On a seasonably cool evening in mid-October, I decided to walk through Lincoln Center Plaza on my way home, gazing up at the Metropolitan Opera in front of me, with David Geffen Hall to my right – towering symbols of the pinnacle of achievement in classical music. And yet, as a fervent participant in this world, I can't help but wonder how many barriers to the art form are we willing to put up for the sake of so-called preservation. And at what cost are we mindlessly asking the same individuals to pay for this wall? Who are we keeping out?
As a kid, my engagement with music was rich and varied: Hanon etudes, Sunday mornings at church, the Rhythm Revue radio show that played afterwards in the car on our way home. I also had a curious semi-imaginary life in which I would learn Broadway tunes, and teach them to "my students" (or my half-willing younger sibling). Nevertheless, what connected all of these ostensibly disparate moments was that music always had a function - it would accompany or express some real (or seemingly real) life experience. For me, music has always required multiple points of entry. Only with unrestricted access to it did music seem to thrive at its fullest potential.
I was recently asked to join the board of a small but well-established music society. And as I contemplated my decision, it occurred to me that this might be a unique opportunity to test out some of my ideas as they relate to how we experience classical music, because the numbers tell us that there needs to be such a change. If we have to keep asking ourselves the question “Is classical music relevant,” then I think we already know the answer. Diversity in programming and presenting are essential places to start, but what if that’s not enough? Part of the solution must also include the professional mingling with those in power, those who approve the budgets and decide how funds are being allocated for certain projects, because I need to be reassured that the voices of the people are being heard, sung to, and reflected in the art form that I hold dearest to my heart. And I'm at the point where I'm willing to sacrifice just about anything to make sure that happens. Classical music isn't dead, but it's dangerously close to losing its relevance among its most passionate practitioners and listeners.

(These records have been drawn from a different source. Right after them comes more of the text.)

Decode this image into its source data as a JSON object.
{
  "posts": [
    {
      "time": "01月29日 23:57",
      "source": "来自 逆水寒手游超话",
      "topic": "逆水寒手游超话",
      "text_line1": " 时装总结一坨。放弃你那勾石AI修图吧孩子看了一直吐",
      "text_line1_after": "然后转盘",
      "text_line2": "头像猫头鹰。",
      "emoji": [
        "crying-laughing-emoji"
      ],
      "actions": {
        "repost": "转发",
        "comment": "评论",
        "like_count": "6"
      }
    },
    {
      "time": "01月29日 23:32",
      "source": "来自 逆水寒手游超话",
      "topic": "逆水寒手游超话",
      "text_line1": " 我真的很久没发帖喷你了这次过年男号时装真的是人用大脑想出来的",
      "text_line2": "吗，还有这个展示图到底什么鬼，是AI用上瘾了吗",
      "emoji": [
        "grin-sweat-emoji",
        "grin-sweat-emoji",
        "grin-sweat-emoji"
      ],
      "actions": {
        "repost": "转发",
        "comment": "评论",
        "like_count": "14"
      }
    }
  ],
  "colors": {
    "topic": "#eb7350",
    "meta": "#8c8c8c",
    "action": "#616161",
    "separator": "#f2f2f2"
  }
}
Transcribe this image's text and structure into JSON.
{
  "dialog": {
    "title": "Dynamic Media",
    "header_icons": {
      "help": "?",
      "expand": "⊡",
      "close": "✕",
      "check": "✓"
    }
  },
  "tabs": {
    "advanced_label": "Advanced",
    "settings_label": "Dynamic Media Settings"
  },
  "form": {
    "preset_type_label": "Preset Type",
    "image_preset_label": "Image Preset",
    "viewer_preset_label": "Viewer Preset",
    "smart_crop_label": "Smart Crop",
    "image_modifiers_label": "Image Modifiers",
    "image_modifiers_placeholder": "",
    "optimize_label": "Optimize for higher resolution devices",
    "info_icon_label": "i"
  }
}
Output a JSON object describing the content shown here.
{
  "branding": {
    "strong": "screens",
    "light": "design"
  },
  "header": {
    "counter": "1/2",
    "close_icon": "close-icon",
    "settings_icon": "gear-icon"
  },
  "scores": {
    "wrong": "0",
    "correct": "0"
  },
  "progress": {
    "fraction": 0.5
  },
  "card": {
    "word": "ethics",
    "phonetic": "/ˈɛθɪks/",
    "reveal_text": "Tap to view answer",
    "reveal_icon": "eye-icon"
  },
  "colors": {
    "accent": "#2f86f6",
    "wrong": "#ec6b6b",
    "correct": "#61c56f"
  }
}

So, performers, keep demanding new spaces; teachers, keep challenging your students to stretch their imaginations, to seek music that speaks to them and resonates with their hearts and of those around them; and administrators, make room for us at the table, because we have a lot to bring, and the revolution is just getting started.